But there is a different picture if you compare the first or second forecasts that the OBR makes for a particular year with the final forecast it makes for that year.
As an example, the chart above shows all of the forecasts that the OBR made for growth for the whole of 2016.
It turns out that the OBR's first and second forecasts for GDP or borrowing have always been higher than its final one - every time it turns out that the initial forecasts are too optimistic.
There is one exception to that, which is the figures for 2010, but that's barely a forecast because by the time the OBR made its first forecast 2010 was almost half-way through.
Does that mean that the OBR is institutionally optimistic?
It's an important question, because the first estimates are the ones for which the OBR has the least data and is using the most judgement.
It may not be a question of optimism - forecasts more than a few years out will often predict a return to "normal" levels of growth or borrowing, but several of the years since 2010 have been far worse than normal, which you would expect to make the OBR look optimistic.
Part of this is because forecasts are often based on the idea of economic shocks being temporary - if that is not the case then the return to normal will be at least delayed.
One of the biggest factors in this is productivity - the OBR still cites productivity as the biggest risk to its forecasts and it could be argued that the persistent failure of UK productivity to return to "normal" levels is to blame for GDP being lower than the OBR expected early on.
The OBR itself does this sort of exercise - this is its graph showing the extent of the differences between its first set of forecasts from June 2010 and what actually happened from its latest forecast evaluation report.
It is clear, as the OBR said in its report, that economic growth has "repeatedly disappointed relative to forecast" in an economy that has been "stronger than expected in employment terms, but weaker in terms of earnings and productivity growth".

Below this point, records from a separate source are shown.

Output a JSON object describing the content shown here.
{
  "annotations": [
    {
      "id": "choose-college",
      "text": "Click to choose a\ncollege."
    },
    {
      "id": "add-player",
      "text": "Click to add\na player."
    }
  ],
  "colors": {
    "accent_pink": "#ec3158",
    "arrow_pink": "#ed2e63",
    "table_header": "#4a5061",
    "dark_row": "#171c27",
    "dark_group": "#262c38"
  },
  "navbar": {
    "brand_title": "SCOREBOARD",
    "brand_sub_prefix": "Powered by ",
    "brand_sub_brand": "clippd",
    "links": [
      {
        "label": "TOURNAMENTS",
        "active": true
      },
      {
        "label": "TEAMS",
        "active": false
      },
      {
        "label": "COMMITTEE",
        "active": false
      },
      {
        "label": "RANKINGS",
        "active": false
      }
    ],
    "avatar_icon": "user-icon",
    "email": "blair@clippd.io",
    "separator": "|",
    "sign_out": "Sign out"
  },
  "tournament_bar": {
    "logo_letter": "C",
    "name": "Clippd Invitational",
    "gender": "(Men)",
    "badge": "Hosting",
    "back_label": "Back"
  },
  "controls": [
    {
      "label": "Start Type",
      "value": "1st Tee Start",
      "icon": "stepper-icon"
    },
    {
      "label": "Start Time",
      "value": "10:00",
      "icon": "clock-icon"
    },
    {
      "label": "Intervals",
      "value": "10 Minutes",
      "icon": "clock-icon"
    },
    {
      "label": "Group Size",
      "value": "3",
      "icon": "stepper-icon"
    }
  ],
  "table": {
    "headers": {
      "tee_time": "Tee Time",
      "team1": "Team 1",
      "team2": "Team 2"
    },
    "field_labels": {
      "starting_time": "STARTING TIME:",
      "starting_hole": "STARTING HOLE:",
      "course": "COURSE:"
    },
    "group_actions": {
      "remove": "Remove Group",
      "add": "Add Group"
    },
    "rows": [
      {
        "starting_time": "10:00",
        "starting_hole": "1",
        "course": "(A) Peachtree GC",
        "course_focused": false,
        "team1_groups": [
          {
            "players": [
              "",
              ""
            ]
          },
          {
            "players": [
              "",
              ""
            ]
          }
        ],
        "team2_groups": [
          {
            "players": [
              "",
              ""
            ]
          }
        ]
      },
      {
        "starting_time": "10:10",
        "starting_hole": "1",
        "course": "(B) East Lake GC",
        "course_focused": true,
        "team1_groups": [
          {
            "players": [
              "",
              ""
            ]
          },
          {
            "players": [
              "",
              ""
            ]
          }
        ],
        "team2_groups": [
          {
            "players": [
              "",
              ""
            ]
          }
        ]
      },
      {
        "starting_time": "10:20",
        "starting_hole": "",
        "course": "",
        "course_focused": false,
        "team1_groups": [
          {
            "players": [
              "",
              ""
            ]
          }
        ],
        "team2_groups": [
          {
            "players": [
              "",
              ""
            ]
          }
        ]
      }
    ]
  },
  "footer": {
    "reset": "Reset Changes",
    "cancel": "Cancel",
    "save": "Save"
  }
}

So the OBR certainly does not have a record of being too gloomy - if anything it is optimistic, although that may just be a result of the unusual sort of economy it has been asked to assess.